We cycle down the path until the people on the beach are out of sight. I keep touching my cheek, trying to decide if it’s swollen. I don’t know if we should be cycling. If jellyfish are poisonous it might be spreading the poison around my body faster. I feel lightheaded.
Adrian stops and looks over his arms and legs. I stop beside him.
—Bloody hell, look at you, he says. — Looks like you’ve been flagellating yourself! Adrian laughs and points at all the red lines criss-crossing my body. I don’t know if it’s because I didn’t manage to avoid the jellyfish or whether I’m more sensitive than him, but Adrian looks practically unscathed compared to me.
—What do we do? Is there an antidote?
—Yeah, but I don’t think you’d like it.
—What? What is it?
—I could piss on you.
I don’t know if he is serious or not. I assume an Aucklander would know about jellyfish. But I’m still embarrassed I believed the prefecture advisor when he told me the energy drinks in Japan have nicotine in them. I only realised he was taking the piss when he said to lick inside the lid of Seven Stars cigarettes for hidden acid dots.
I see an old woman up ahead. — I’m going to ask if they’re poisonous.
—No, don’t! We’re building up our mythical status as superhero foreigners. They have to be in awe of us!
I ignore him and go up to the old lady. — Excuse me. Very sorry. I have pain. (I don’t know how to say numb in Japanese). Big fish. Red and white. Looks like a plate. Makes lines, I show her the lines. — Are they dangerous?
Adrian arrives beside me, smiling and bowing and looking like he understands what we’re talking about.
The woman looks closely at my skin. Her finger trails along my arm lightly stroking the fine blond hairs. She touches a freckle then turns her finger over to have a look as if she expected it to come off.
—Like a fish, in the water, but round, like a plate. I’m speaking louder and faster. Dangerous?
She looks up from my arm suddenly and throws her head back and laughs.
—Jellyfish! No, they’re not dangerous. You’ll be alright, my dear. It’ll hurt for a little while. Chin up!
She still holds my arm with one hand and strokes the hairs with her other. There are no red lines where she is touching my skin. Adrian looks at me wide eyed. — Well?
—Not poisonous apparently.
—Good! So why is she stroking your arm?
I pull my arm back gently, the woman lets go, smiles and bows. We smile and bow in return, hop on our bikes and continue down the path.
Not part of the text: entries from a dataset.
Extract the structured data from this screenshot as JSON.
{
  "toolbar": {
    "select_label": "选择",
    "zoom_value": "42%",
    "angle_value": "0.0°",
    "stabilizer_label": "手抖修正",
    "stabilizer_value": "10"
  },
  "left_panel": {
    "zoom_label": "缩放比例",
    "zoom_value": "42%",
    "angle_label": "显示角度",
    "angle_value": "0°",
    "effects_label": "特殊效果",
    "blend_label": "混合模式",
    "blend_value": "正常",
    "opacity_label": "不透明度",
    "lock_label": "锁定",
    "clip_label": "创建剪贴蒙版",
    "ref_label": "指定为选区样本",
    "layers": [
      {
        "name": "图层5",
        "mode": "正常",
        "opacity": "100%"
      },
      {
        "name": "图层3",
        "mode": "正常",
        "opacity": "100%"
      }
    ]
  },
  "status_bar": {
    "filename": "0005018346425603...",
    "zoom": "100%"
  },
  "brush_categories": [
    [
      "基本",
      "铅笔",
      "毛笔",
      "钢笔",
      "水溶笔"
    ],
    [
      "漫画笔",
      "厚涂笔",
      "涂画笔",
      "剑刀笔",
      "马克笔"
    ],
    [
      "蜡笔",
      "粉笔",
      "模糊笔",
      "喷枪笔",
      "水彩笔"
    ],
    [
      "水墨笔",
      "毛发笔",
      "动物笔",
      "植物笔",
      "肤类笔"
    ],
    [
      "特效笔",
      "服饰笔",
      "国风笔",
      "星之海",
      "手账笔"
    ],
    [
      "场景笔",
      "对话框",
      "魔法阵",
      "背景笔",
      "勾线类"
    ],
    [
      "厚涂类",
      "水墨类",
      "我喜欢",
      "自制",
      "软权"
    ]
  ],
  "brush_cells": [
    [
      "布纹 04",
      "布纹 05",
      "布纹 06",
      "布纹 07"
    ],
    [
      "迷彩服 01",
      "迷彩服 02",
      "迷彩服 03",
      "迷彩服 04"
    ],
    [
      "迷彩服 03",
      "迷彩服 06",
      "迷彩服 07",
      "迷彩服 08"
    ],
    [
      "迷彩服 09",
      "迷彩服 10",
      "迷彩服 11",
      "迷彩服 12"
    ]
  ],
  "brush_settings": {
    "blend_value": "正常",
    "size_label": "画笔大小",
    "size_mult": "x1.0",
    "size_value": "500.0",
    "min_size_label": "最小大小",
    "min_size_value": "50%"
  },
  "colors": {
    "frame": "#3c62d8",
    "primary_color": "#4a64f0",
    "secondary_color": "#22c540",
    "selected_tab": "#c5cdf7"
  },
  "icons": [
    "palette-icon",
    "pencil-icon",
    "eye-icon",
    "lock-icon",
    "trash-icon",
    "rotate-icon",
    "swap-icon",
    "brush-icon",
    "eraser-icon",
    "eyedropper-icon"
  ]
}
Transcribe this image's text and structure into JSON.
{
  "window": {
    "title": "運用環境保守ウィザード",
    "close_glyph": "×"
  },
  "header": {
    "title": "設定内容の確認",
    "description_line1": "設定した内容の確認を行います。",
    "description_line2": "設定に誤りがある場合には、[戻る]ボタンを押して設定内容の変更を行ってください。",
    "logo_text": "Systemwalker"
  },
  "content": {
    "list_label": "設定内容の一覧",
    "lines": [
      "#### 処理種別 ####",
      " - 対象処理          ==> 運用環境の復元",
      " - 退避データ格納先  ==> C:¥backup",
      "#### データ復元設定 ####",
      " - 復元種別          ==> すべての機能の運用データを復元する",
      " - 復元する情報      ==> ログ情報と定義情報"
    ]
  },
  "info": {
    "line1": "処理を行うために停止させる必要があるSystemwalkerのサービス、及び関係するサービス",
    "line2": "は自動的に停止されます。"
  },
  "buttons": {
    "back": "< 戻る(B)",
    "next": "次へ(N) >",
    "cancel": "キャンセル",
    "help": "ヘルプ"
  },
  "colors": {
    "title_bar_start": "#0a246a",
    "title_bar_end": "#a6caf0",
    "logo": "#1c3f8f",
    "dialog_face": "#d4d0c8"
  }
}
We find another stretch of sand and lie down but I want to look in a mirror and keep touching my cheek.
—That old biddy was totally getting off on stroking your arm.
—No, she wasn’t. She was just checking it was okay.
—No, it was weird! You know she wasn’t checking the stings.
—I think it’s just something they do here. A woman came up to me in the supermarket last night, stroked my hair and said gold.
—Did you tell her to fuck the hell off?
I hold my arm in my left hand. The pain of the stings is already fading but I want to scratch where the old woman touched me.